This week we engaged in our parent teacher conferences, and the feedback was overwhelmingly positive. I heard from many parents that they appreciated the specific information they received about their child’s academic and social progress, and I also heard from the teachers how much they valued the time getting to connect with the parents. I also enjoyed stopping in and getting a “snapshot” of individual kids, and I want to thank everyone for their active participation in the process.
One recurring comment I heard during the two days was a concern about bullying, both active bullying on the yard or sports field, and the quiet bullying that is not so evident. I find it very interesting that while I am hearing discussion about this on campus, yesterday in Washington D.C. national leadership was having a summit on this very topic. The president and first lady Michelle Obama convened a conference on preventing bullying, seeking to shine a spotlight on an issue that affects millions of young people each year. More than 150 students, parents and educators gathered at the White House to discuss with the Obamas and administration advisers ways they can work together to make schools and communities safer.
Speaking as both a parent and the president, Barack Obama told young people that they shouldn't have to accept bullying as an inevitable part of growing up. "If there's one goal, it's to dispel the myth that bullying is just a harmless rite of passage," Obama said.
"As adults, we can lose sight of how hard it can be sometimes to be a kid," Obama said. "It's easy for us to forget what it's like to be teased or bullied, but it's also easy to forget the natural compassion and the sense of decency that our children display each and every day when they're given a chance."
The White House says one-third of the nation's students, or 13 million children, have been bullied.
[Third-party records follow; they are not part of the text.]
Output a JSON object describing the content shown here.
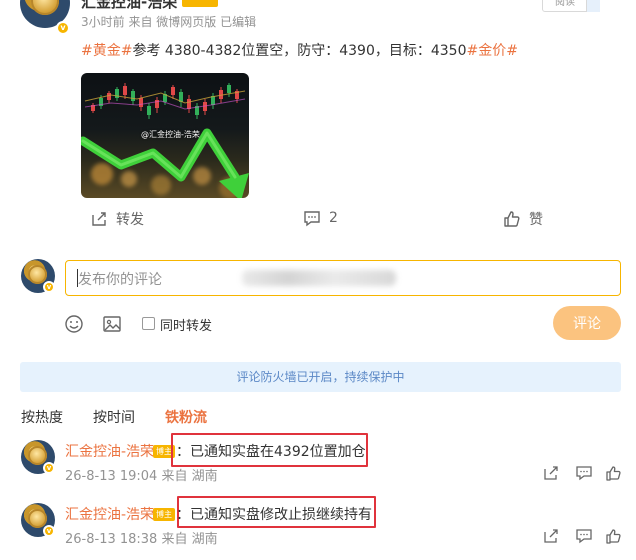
{
  "post": {
    "author": "汇金控油-浩荣",
    "meta": "3小时前  来自 微博网页版 已编辑",
    "read_button": "阅读",
    "text_prefix_tag": "#黄金#",
    "text_body": "参考 4380-4382位置空，防守：4390，目标：4350",
    "text_suffix_tag": "#金价#",
    "image_watermark": "@汇金控油-浩荣",
    "actions": {
      "repost_label": "转发",
      "comment_count": "2",
      "like_label": "赞"
    }
  },
  "compose": {
    "placeholder": "发布你的评论",
    "also_repost_label": "同时转发",
    "submit_label": "评论"
  },
  "firewall_notice": "评论防火墙已开启，持续保护中",
  "sort_tabs": [
    {
      "label": "按热度"
    },
    {
      "label": "按时间"
    },
    {
      "label": "铁粉流"
    }
  ],
  "comments": [
    {
      "author": "汇金控油-浩荣",
      "badge": "博主",
      "text": "：已通知实盘在4392位置加仓",
      "meta": "26-8-13 19:04  来自 湖南"
    },
    {
      "author": "汇金控油-浩荣",
      "badge": "博主",
      "text": "：已通知实盘修改止损继续持有",
      "meta": "26-8-13 18:38  来自 湖南"
    }
  ],
  "colors": {
    "accent_orange": "#eb7340",
    "verified_gold": "#f7b500",
    "highlight_red": "#e0333c",
    "notice_blue_bg": "#e6f2fd"
  }
}
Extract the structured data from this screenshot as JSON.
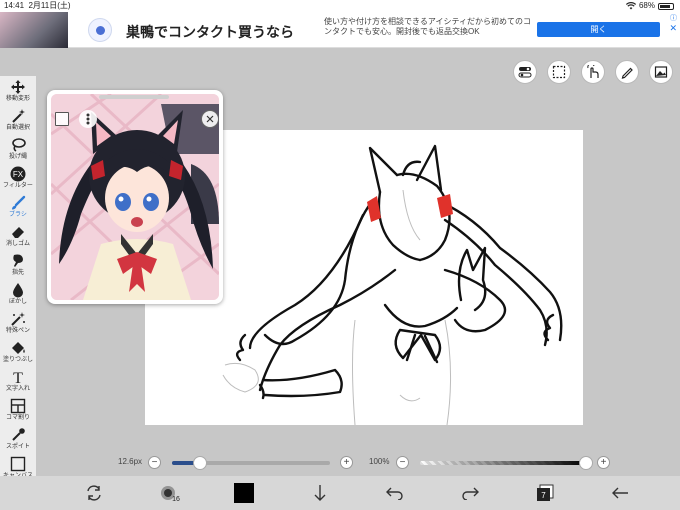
{
  "status_bar": {
    "time": "14:41",
    "date": "2月11日(土)",
    "battery": "68%"
  },
  "ad": {
    "headline": "巣鴨でコンタクト買うなら",
    "body": "使い方や付け方を相談できるアイシティだから初めてのコンタクトでも安心。開封後でも返品交換OK",
    "cta": "開く",
    "info_icon": "ⓘ",
    "close_icon": "✕"
  },
  "toolbar": {
    "active_index": 4,
    "tools": [
      {
        "label": "移動変形",
        "icon": "move-icon"
      },
      {
        "label": "自動選択",
        "icon": "magic-wand-icon"
      },
      {
        "label": "投げ縄",
        "icon": "lasso-icon"
      },
      {
        "label": "フィルター",
        "icon": "fx-icon",
        "icon_text": "FX"
      },
      {
        "label": "ブラシ",
        "icon": "brush-icon"
      },
      {
        "label": "消しゴム",
        "icon": "eraser-icon"
      },
      {
        "label": "指先",
        "icon": "finger-icon"
      },
      {
        "label": "ぼかし",
        "icon": "blur-icon"
      },
      {
        "label": "特殊ペン",
        "icon": "special-pen-icon"
      },
      {
        "label": "塗りつぶし",
        "icon": "fill-icon"
      },
      {
        "label": "文字入れ",
        "icon": "text-icon",
        "icon_text": "T"
      },
      {
        "label": "コマ割り",
        "icon": "frame-divider-icon"
      },
      {
        "label": "スポイト",
        "icon": "eyedropper-icon"
      },
      {
        "label": "キャンバス",
        "icon": "canvas-icon"
      }
    ]
  },
  "brush_size": {
    "value": "12.6px",
    "fill_fraction": 0.18
  },
  "opacity": {
    "value": "100%",
    "fill_fraction": 1.0
  },
  "colors": {
    "accent": "#2f7bd6",
    "size_track_fill": "#2b4e8c",
    "current_color": "#000000",
    "layer_count": "7"
  },
  "bottom_bar": {
    "layer_count": "7",
    "brush_preview_count": "16"
  }
}
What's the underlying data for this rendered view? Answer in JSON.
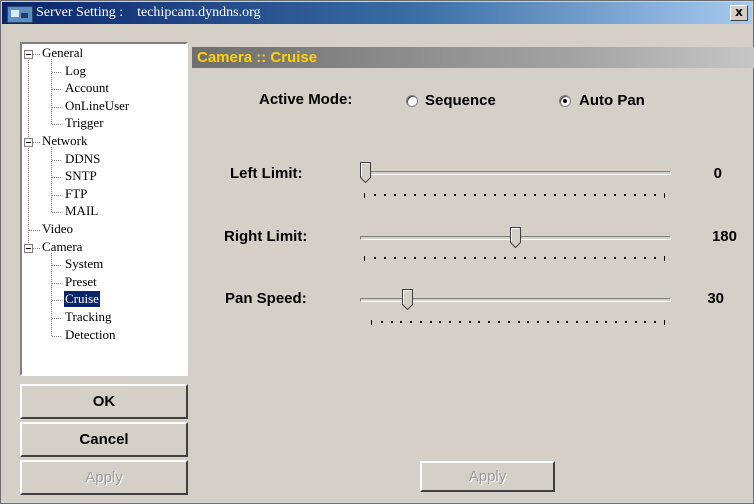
{
  "window": {
    "title_prefix": "Server Setting :",
    "title_host": "techipcam.dyndns.org",
    "close_label": "x"
  },
  "tree": {
    "nodes": [
      {
        "label": "General",
        "level": 0,
        "expander": true
      },
      {
        "label": "Log",
        "level": 1
      },
      {
        "label": "Account",
        "level": 1
      },
      {
        "label": "OnLineUser",
        "level": 1
      },
      {
        "label": "Trigger",
        "level": 1
      },
      {
        "label": "Network",
        "level": 0,
        "expander": true
      },
      {
        "label": "DDNS",
        "level": 1
      },
      {
        "label": "SNTP",
        "level": 1
      },
      {
        "label": "FTP",
        "level": 1
      },
      {
        "label": "MAIL",
        "level": 1
      },
      {
        "label": "Video",
        "level": 0
      },
      {
        "label": "Camera",
        "level": 0,
        "expander": true
      },
      {
        "label": "System",
        "level": 1
      },
      {
        "label": "Preset",
        "level": 1
      },
      {
        "label": "Cruise",
        "level": 1,
        "selected": true
      },
      {
        "label": "Tracking",
        "level": 1
      },
      {
        "label": "Detection",
        "level": 1
      }
    ]
  },
  "side_buttons": {
    "ok": "OK",
    "cancel": "Cancel",
    "apply": "Apply"
  },
  "panel": {
    "title": "Camera :: Cruise",
    "active_mode": {
      "label": "Active Mode:",
      "options": [
        "Sequence",
        "Auto Pan"
      ],
      "selected": "Auto Pan"
    },
    "sliders": [
      {
        "label": "Left Limit:",
        "value": "0",
        "fraction": 0.0
      },
      {
        "label": "Right Limit:",
        "value": "180",
        "fraction": 0.5
      },
      {
        "label": "Pan Speed:",
        "value": "30",
        "fraction": 0.14
      }
    ],
    "apply_label": "Apply"
  },
  "colors": {
    "title_bar_start": "#0a246a",
    "panel_title_text": "#ffd200",
    "selection": "#0a246a"
  }
}
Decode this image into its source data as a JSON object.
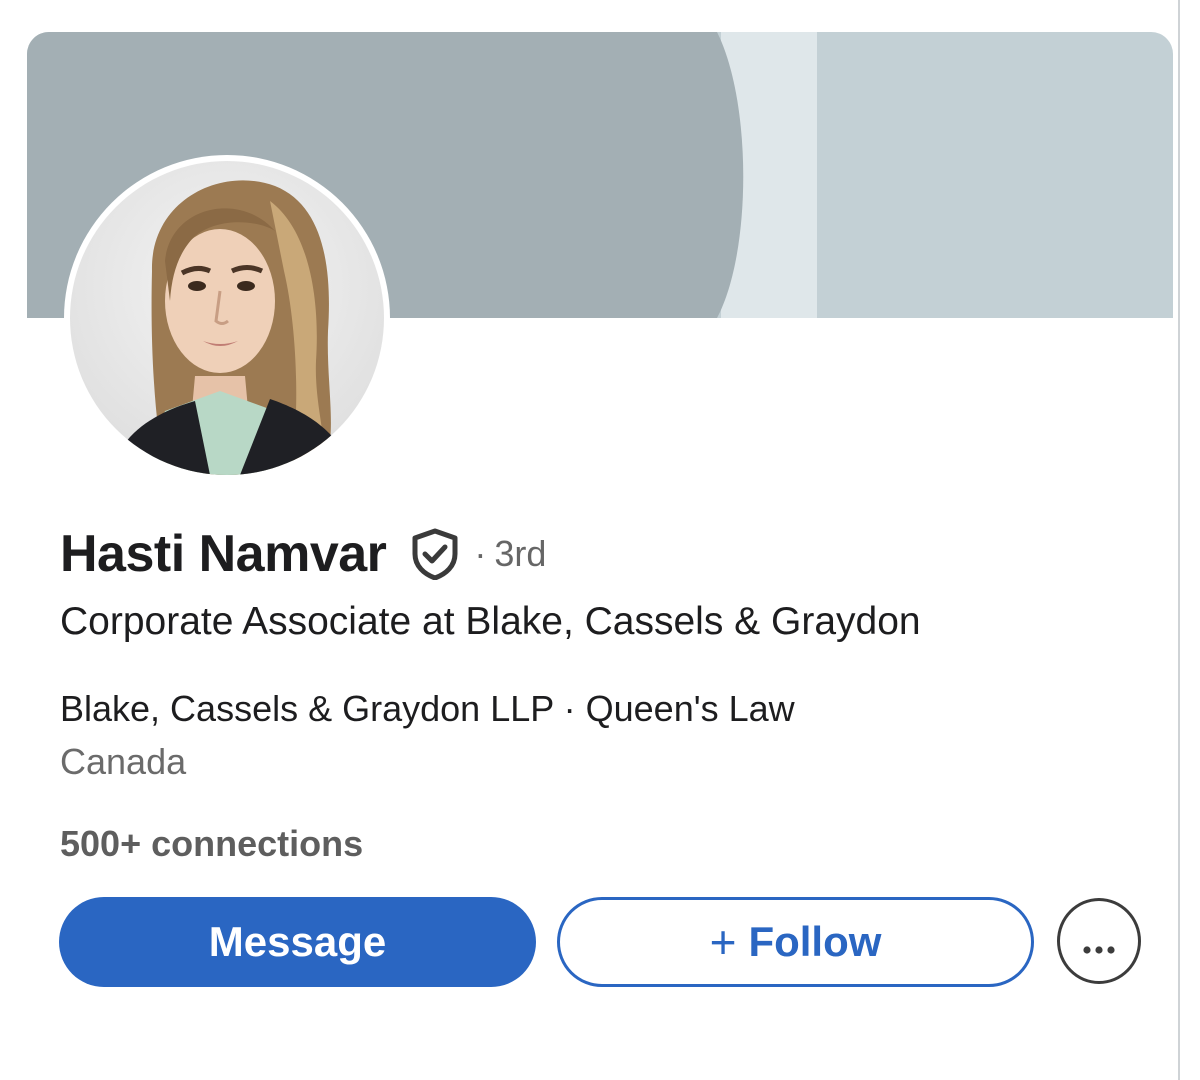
{
  "profile": {
    "name": "Hasti Namvar",
    "degree": "3rd",
    "degree_separator": "·",
    "headline": "Corporate Associate at Blake, Cassels & Graydon",
    "company": "Blake, Cassels & Graydon LLP",
    "edu_separator": "·",
    "school": "Queen's Law",
    "location": "Canada",
    "connections": "500+ connections"
  },
  "actions": {
    "message_label": "Message",
    "follow_plus": "+",
    "follow_label": "Follow",
    "more_icon": "ellipsis-icon"
  },
  "icons": {
    "verified": "verified-shield-icon"
  },
  "colors": {
    "accent": "#2a66c2",
    "banner_dark": "#a3afb4",
    "banner_light": "#c3d0d5",
    "banner_stripe": "#dfe7ea",
    "name_text": "#1d1d1f",
    "muted_text": "#6b6b6b"
  }
}
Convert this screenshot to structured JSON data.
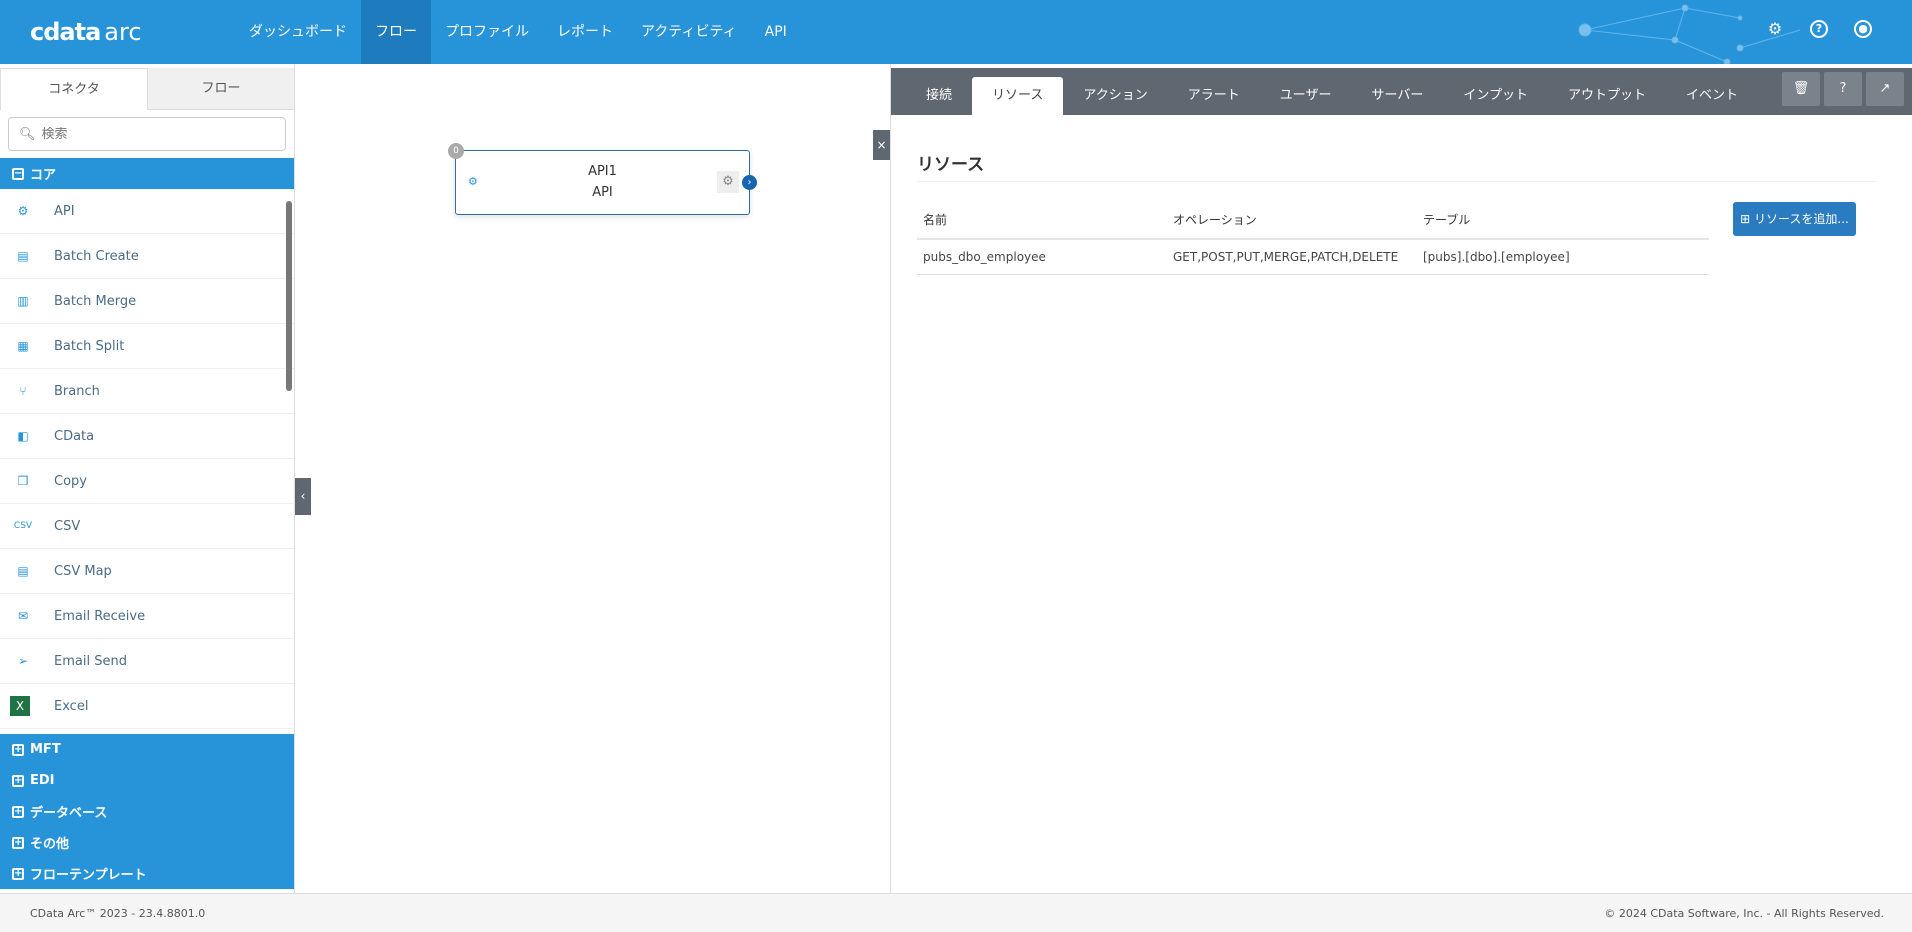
{
  "header": {
    "logo": "cdata",
    "logo_suffix": "arc",
    "nav": [
      "ダッシュボード",
      "フロー",
      "プロファイル",
      "レポート",
      "アクティビティ",
      "API"
    ],
    "active_nav": "フロー",
    "icons": [
      "gear-icon",
      "help-icon",
      "user-icon"
    ]
  },
  "sidebar": {
    "tabs": [
      "コネクタ",
      "フロー"
    ],
    "search_placeholder": "検索",
    "core_group": "コア",
    "items": [
      {
        "label": "API",
        "icon": "api-icon"
      },
      {
        "label": "Batch Create",
        "icon": "batch-create-icon"
      },
      {
        "label": "Batch Merge",
        "icon": "batch-merge-icon"
      },
      {
        "label": "Batch Split",
        "icon": "batch-split-icon"
      },
      {
        "label": "Branch",
        "icon": "branch-icon"
      },
      {
        "label": "CData",
        "icon": "cdata-icon"
      },
      {
        "label": "Copy",
        "icon": "copy-icon"
      },
      {
        "label": "CSV",
        "icon": "csv-icon"
      },
      {
        "label": "CSV Map",
        "icon": "csv-map-icon"
      },
      {
        "label": "Email Receive",
        "icon": "email-receive-icon"
      },
      {
        "label": "Email Send",
        "icon": "email-send-icon"
      },
      {
        "label": "Excel",
        "icon": "excel-icon"
      }
    ],
    "groups": [
      "MFT",
      "EDI",
      "データベース",
      "その他",
      "フローテンプレート"
    ]
  },
  "canvas": {
    "node": {
      "title": "API1",
      "type": "API",
      "badge": "0"
    }
  },
  "panel": {
    "tabs": [
      "接続",
      "リソース",
      "アクション",
      "アラート",
      "ユーザー",
      "サーバー",
      "インプット",
      "アウトプット",
      "イベント"
    ],
    "active_tab": "リソース",
    "title": "リソース",
    "columns": [
      "名前",
      "オペレーション",
      "テーブル"
    ],
    "rows": [
      [
        "pubs_dbo_employee",
        "GET,POST,PUT,MERGE,PATCH,DELETE",
        "[pubs].[dbo].[employee]"
      ]
    ],
    "add_button": "リソースを追加..."
  },
  "footer": {
    "version": "CData Arc™ 2023 - 23.4.8801.0",
    "copyright": "© 2024 CData Software, Inc. - All Rights Reserved."
  },
  "colors": {
    "brand": "#2794da",
    "tab_bar": "#5f6770",
    "button": "#2b7bc0"
  }
}
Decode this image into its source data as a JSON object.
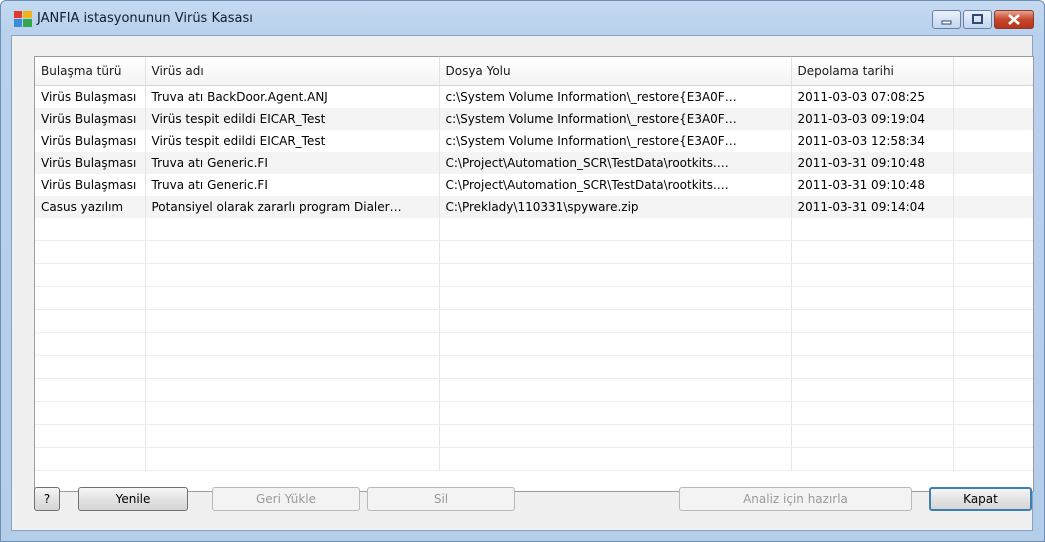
{
  "window": {
    "title": "JANFIA istasyonunun Virüs Kasası"
  },
  "table": {
    "columns": [
      "Bulaşma türü",
      "Virüs adı",
      "Dosya Yolu",
      "Depolama tarihi",
      ""
    ],
    "rows": [
      [
        "Virüs Bulaşması",
        "Truva atı BackDoor.Agent.ANJ",
        "c:\\System Volume Information\\_restore{E3A0F…",
        "2011-03-03 07:08:25"
      ],
      [
        "Virüs Bulaşması",
        "Virüs tespit edildi EICAR_Test",
        "c:\\System Volume Information\\_restore{E3A0F…",
        "2011-03-03 09:19:04"
      ],
      [
        "Virüs Bulaşması",
        "Virüs tespit edildi EICAR_Test",
        "c:\\System Volume Information\\_restore{E3A0F…",
        "2011-03-03 12:58:34"
      ],
      [
        "Virüs Bulaşması",
        "Truva atı Generic.FI",
        "C:\\Project\\Automation_SCR\\TestData\\rootkits.…",
        "2011-03-31 09:10:48"
      ],
      [
        "Virüs Bulaşması",
        "Truva atı Generic.FI",
        "C:\\Project\\Automation_SCR\\TestData\\rootkits.…",
        "2011-03-31 09:10:48"
      ],
      [
        "Casus yazılım",
        "Potansiyel olarak zararlı program Dialer…",
        "C:\\Preklady\\110331\\spyware.zip",
        "2011-03-31 09:14:04"
      ]
    ]
  },
  "buttons": {
    "help": "?",
    "refresh": "Yenile",
    "restore": "Geri Yükle",
    "delete": "Sil",
    "prepare_analysis": "Analiz için hazırla",
    "close": "Kapat"
  }
}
The issue has gained increased attention in recent years in part because of the impact of new technologies like Facebook and Twitter, and because of high-profile coverage of young people who have committed suicide after being bullied. While our national leadership is focused on this important issue, I want you to know that our administrative team at Stephen S. Wise is also looking into this, and we are committed to making sure that all of our students learn and grow in a safe environment. We are fortunate to have two school counselors, Norma Freeman and Jana Zawatsky, who are key players in the process of developing our school culture. In addition, our teachers and staff are aware of this important issue, and we will continue to work with individual students, groups of kids and our overall community to make sure we take care of one another and always focus on celebrating what’s right.